:: Work order ::
Set down every record exactly as it appears.

:: Data for this task ::

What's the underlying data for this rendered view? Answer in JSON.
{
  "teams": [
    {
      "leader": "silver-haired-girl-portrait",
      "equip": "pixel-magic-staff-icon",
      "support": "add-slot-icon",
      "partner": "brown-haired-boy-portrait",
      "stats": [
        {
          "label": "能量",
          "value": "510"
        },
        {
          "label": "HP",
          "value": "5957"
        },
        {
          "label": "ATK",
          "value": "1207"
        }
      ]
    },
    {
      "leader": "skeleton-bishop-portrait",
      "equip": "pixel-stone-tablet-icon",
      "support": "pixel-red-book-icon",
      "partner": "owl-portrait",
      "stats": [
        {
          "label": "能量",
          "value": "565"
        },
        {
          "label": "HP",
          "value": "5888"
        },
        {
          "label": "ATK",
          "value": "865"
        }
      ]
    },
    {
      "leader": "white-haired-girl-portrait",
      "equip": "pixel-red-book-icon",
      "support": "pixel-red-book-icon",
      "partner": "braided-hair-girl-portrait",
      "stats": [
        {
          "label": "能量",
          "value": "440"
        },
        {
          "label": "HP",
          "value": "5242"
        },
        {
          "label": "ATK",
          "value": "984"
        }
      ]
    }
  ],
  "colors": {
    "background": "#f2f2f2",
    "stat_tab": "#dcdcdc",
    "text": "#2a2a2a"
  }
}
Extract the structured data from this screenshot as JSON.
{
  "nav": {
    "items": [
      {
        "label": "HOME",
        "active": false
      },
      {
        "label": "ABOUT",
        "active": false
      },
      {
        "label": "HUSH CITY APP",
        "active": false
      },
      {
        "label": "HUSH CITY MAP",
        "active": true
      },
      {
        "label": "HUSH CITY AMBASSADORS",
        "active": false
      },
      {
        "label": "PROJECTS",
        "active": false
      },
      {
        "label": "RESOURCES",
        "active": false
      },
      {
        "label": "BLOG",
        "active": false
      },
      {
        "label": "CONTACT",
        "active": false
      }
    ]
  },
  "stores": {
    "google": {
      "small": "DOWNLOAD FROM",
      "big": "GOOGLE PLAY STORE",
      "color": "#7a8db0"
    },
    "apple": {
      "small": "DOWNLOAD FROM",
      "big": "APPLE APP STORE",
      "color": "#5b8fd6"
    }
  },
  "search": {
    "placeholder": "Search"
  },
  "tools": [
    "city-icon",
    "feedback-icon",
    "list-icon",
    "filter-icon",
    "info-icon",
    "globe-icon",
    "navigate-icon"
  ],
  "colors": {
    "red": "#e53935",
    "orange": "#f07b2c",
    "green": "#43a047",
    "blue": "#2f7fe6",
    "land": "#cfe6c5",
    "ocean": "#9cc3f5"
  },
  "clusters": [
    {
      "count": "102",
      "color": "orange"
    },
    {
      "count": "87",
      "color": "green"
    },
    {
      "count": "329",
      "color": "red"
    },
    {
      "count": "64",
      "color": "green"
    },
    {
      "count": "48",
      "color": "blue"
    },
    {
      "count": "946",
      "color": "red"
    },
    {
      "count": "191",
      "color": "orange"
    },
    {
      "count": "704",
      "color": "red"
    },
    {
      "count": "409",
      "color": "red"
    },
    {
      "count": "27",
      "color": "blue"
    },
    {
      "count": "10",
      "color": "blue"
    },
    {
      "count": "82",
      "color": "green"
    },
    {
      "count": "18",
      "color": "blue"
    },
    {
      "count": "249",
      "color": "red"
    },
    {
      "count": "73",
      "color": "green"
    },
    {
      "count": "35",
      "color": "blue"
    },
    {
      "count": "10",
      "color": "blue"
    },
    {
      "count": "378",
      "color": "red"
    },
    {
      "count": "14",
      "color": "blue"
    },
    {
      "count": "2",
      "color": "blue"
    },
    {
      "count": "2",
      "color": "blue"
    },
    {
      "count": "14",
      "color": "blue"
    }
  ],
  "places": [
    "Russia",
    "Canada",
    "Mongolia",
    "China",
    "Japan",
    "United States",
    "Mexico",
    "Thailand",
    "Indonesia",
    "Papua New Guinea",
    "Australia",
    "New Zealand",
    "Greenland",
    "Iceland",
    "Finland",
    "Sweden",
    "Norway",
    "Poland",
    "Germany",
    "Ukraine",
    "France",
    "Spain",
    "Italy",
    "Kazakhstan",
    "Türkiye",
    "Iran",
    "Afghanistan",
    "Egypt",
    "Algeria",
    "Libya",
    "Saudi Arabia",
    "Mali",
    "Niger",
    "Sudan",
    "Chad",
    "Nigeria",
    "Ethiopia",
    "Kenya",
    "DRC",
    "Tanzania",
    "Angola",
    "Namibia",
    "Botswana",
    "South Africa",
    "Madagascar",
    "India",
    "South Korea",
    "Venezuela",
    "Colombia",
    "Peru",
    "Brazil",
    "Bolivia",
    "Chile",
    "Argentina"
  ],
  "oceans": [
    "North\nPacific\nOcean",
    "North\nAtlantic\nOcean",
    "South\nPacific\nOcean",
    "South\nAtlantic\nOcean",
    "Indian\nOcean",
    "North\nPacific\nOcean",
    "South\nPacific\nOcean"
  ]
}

:: Task solution ::
What's the underlying data for this rendered view? Answer in JSON.
{
  "teams": [
    {
      "leader": "silver-haired-girl-portrait",
      "equip": "pixel-magic-staff-icon",
      "support": "add-slot-icon",
      "partner": "brown-haired-boy-portrait",
      "stats": [
        {
          "label": "能量",
          "value": "510"
        },
        {
          "label": "HP",
          "value": "5957"
        },
        {
          "label": "ATK",
          "value": "1207"
        }
      ]
    },
    {
      "leader": "skeleton-bishop-portrait",
      "equip": "pixel-stone-tablet-icon",
      "support": "pixel-red-book-icon",
      "partner": "owl-portrait",
      "stats": [
        {
          "label": "能量",
          "value": "565"
        },
        {
          "label": "HP",
          "value": "5888"
        },
        {
          "label": "ATK",
          "value": "865"
        }
      ]
    },
    {
      "leader": "white-haired-girl-portrait",
      "equip": "pixel-red-book-icon",
      "support": "pixel-red-book-icon",
      "partner": "braided-hair-girl-portrait",
      "stats": [
        {
          "label": "能量",
          "value": "440"
        },
        {
          "label": "HP",
          "value": "5242"
        },
        {
          "label": "ATK",
          "value": "984"
        }
      ]
    }
  ],
  "colors": {
    "background": "#f2f2f2",
    "stat_tab": "#dcdcdc",
    "text": "#2a2a2a"
  }
}
Extract the structured data from this screenshot as JSON.
{
  "nav": {
    "items": [
      {
        "label": "HOME",
        "active": false
      },
      {
        "label": "ABOUT",
        "active": false
      },
      {
        "label": "HUSH CITY APP",
        "active": false
      },
      {
        "label": "HUSH CITY MAP",
        "active": true
      },
      {
        "label": "HUSH CITY AMBASSADORS",
        "active": false
      },
      {
        "label": "PROJECTS",
        "active": false
      },
      {
        "label": "RESOURCES",
        "active": false
      },
      {
        "label": "BLOG",
        "active": false
      },
      {
        "label": "CONTACT",
        "active": false
      }
    ]
  },
  "stores": {
    "google": {
      "small": "DOWNLOAD FROM",
      "big": "GOOGLE PLAY STORE",
      "color": "#7a8db0"
    },
    "apple": {
      "small": "DOWNLOAD FROM",
      "big": "APPLE APP STORE",
      "color": "#5b8fd6"
    }
  },
  "search": {
    "placeholder": "Search"
  },
  "tools": [
    "city-icon",
    "feedback-icon",
    "list-icon",
    "filter-icon",
    "info-icon",
    "globe-icon",
    "navigate-icon"
  ],
  "colors": {
    "red": "#e53935",
    "orange": "#f07b2c",
    "green": "#43a047",
    "blue": "#2f7fe6",
    "land": "#cfe6c5",
    "ocean": "#9cc3f5"
  },
  "clusters": [
    {
      "count": "102",
      "color": "orange"
    },
    {
      "count": "87",
      "color": "green"
    },
    {
      "count": "329",
      "color": "red"
    },
    {
      "count": "64",
      "color": "green"
    },
    {
      "count": "48",
      "color": "blue"
    },
    {
      "count": "946",
      "color": "red"
    },
    {
      "count": "191",
      "color": "orange"
    },
    {
      "count": "704",
      "color": "red"
    },
    {
      "count": "409",
      "color": "red"
    },
    {
      "count": "27",
      "color": "blue"
    },
    {
      "count": "10",
      "color": "blue"
    },
    {
      "count": "82",
      "color": "green"
    },
    {
      "count": "18",
      "color": "blue"
    },
    {
      "count": "249",
      "color": "red"
    },
    {
      "count": "73",
      "color": "green"
    },
    {
      "count": "35",
      "color": "blue"
    },
    {
      "count": "10",
      "color": "blue"
    },
    {
      "count": "378",
      "color": "red"
    },
    {
      "count": "14",
      "color": "blue"
    },
    {
      "count": "2",
      "color": "blue"
    },
    {
      "count": "2",
      "color": "blue"
    },
    {
      "count": "14",
      "color": "blue"
    }
  ],
  "places": [
    "Russia",
    "Canada",
    "Mongolia",
    "China",
    "Japan",
    "United States",
    "Mexico",
    "Thailand",
    "Indonesia",
    "Papua New Guinea",
    "Australia",
    "New Zealand",
    "Greenland",
    "Iceland",
    "Finland",
    "Sweden",
    "Norway",
    "Poland",
    "Germany",
    "Ukraine",
    "France",
    "Spain",
    "Italy",
    "Kazakhstan",
    "Türkiye",
    "Iran",
    "Afghanistan",
    "Egypt",
    "Algeria",
    "Libya",
    "Saudi Arabia",
    "Mali",
    "Niger",
    "Sudan",
    "Chad",
    "Nigeria",
    "Ethiopia",
    "Kenya",
    "DRC",
    "Tanzania",
    "Angola",
    "Namibia",
    "Botswana",
    "South Africa",
    "Madagascar",
    "India",
    "South Korea",
    "Venezuela",
    "Colombia",
    "Peru",
    "Brazil",
    "Bolivia",
    "Chile",
    "Argentina"
  ],
  "oceans": [
    "North\nPacific\nOcean",
    "North\nAtlantic\nOcean",
    "South\nPacific\nOcean",
    "South\nAtlantic\nOcean",
    "Indian\nOcean",
    "North\nPacific\nOcean",
    "South\nPacific\nOcean"
  ]
}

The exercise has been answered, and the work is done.